The move to open banking has laid the impetus on banks to providing customer services that are available on-the-go. Banks have to enter the tech-race where services and products are user-friendly, secure and bug-free. HSBC responded to the new open banking directive by launching its own app, Connected Money, which enables users to access accounts from 21 different banks in one place – setting the precedence for other banks to follow.
|But still, when it comes to customer experience, traditional banks are hit by FinTech companies that excel in offering streamlined customer experience. Banks cannot ignore their low Net Promoter Scores (NPS). The NPS answers the fundamental question of “On a scale from 0 to 10, how likely are you to recommend this company to your friends and family?” Tech companies are known to score higher on NPS and this hurts banks when non-banks start offering similar services to banks. What does this mean for banks? If a tech company like Google or Amazon is to offer a credit card or loan, their existing users would opt for the new service.
|If tech companies weren’t enough, banks are also threatened by the rise of online banks – those that replace the traditional brick and mortar enterprises. Companies like Alibaba, Baidu and Tencent have built an online banking infrastructure that caters to SMEs and businesses. Banks have to differentiate themselves from new entrants and incumbents by providing greater customer experience and pricing transparency.
As a direct consequence of such innovation, banks have opened up their banking operations to various industries. Such an open-source approach is now heralding a sea of change in the finance industry through Open APIs, revolutionizing products and services quicker than ever before. Open APIs enable FinTech companies to access bank data and functionality, bringing a great change in the digital banking ecosystem.
This revolution has been fruitful for the banks who embraced Open APIs and Open architecture in building their services. However, by opening up their APIs, banks face several issues, especially in terms of security, as nothing should possibly go wrong when banks open their APIs up.
Digital developers are becoming faster at building integrations with banks using Open APIs, but they lack knowledge on business and regulatory compliance. On the other hand, banks still need to take full accountability of all the security and compliance issues that are likely to arise.
Furthermore, the PSD2 has opened up the banking industry for new entrants to bank-held customer account data to Account Information Service Providers (AISPs). The current banking operating models constitute consumer interfaces owned by the bank.

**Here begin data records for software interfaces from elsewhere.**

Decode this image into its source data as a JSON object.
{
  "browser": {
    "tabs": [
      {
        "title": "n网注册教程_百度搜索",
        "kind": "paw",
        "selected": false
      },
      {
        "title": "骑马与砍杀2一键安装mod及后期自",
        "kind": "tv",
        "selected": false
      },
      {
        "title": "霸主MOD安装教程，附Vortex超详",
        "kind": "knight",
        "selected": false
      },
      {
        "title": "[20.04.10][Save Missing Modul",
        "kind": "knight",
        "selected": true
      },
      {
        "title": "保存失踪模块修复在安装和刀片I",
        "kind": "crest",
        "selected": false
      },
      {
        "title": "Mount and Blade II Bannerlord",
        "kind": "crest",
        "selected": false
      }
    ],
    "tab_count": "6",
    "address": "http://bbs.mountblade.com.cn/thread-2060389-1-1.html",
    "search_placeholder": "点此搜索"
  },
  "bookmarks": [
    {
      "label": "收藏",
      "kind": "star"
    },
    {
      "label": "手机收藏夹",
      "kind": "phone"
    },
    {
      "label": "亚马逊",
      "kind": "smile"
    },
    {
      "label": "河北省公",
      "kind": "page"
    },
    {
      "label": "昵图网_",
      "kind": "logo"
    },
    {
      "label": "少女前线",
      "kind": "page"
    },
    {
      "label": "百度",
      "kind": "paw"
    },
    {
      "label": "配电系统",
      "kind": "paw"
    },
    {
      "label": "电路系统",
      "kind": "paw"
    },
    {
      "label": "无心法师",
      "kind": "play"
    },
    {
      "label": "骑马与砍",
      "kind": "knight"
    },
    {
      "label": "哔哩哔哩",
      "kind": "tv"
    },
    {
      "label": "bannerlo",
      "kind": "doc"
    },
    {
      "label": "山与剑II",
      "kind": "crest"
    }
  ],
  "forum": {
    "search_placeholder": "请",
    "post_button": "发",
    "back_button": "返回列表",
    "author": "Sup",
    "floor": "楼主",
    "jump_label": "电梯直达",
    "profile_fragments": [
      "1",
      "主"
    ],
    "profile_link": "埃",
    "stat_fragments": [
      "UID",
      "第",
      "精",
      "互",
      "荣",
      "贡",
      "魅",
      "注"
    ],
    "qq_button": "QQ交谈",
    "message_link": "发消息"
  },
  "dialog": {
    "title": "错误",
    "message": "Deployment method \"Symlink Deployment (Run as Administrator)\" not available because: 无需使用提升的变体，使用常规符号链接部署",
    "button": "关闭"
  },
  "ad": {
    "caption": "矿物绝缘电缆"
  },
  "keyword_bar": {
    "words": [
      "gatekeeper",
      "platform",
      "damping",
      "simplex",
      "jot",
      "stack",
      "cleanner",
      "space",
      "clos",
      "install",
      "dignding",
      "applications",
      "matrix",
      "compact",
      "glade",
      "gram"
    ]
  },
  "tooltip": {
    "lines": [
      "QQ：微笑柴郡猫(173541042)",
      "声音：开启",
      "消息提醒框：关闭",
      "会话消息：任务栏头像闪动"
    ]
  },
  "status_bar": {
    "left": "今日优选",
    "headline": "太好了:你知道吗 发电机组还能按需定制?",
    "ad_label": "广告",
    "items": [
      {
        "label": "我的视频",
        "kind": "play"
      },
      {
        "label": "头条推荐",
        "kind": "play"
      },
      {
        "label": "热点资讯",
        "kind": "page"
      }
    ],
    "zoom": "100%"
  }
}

The open banking initiative can change the scenario with companies essentially taking over the interface. For example: Apple has already launched its Apple Pay services across Europe for digital payments. The service caters to in-store payments via smartphones and contactless payments. Amazon is also in the payments services where it provides loans and credit cards. With the introduction of their voice-enabled speakers, Echo, Amazon has enabled ease of everyday banking. Users can say “Alexa, pay my electricity bill” and the process would be over in a jiffy.
Even though big banks don’t face any imminent danger in losing customers, not adopting technology or creating strategic alliances could mean the loss of business. Currently, traditional financial organizations rely on FinTech for their technological needs – from chatbots to cloud computing. What keeps FinTechs from taking over the finance industry is the strong regulatory compliance framework. The entry of tech giants into core banking services would rattle the banking industry and effectively change the financial landscape. If banks don’t up their digital game they will get eaten up by well-established tech companies. The future may seem uncertain for now, but one thing is sure that open banking is here to stay. It would be interesting to see who wins the banking battle between banks, FinTechs and non-banking companies.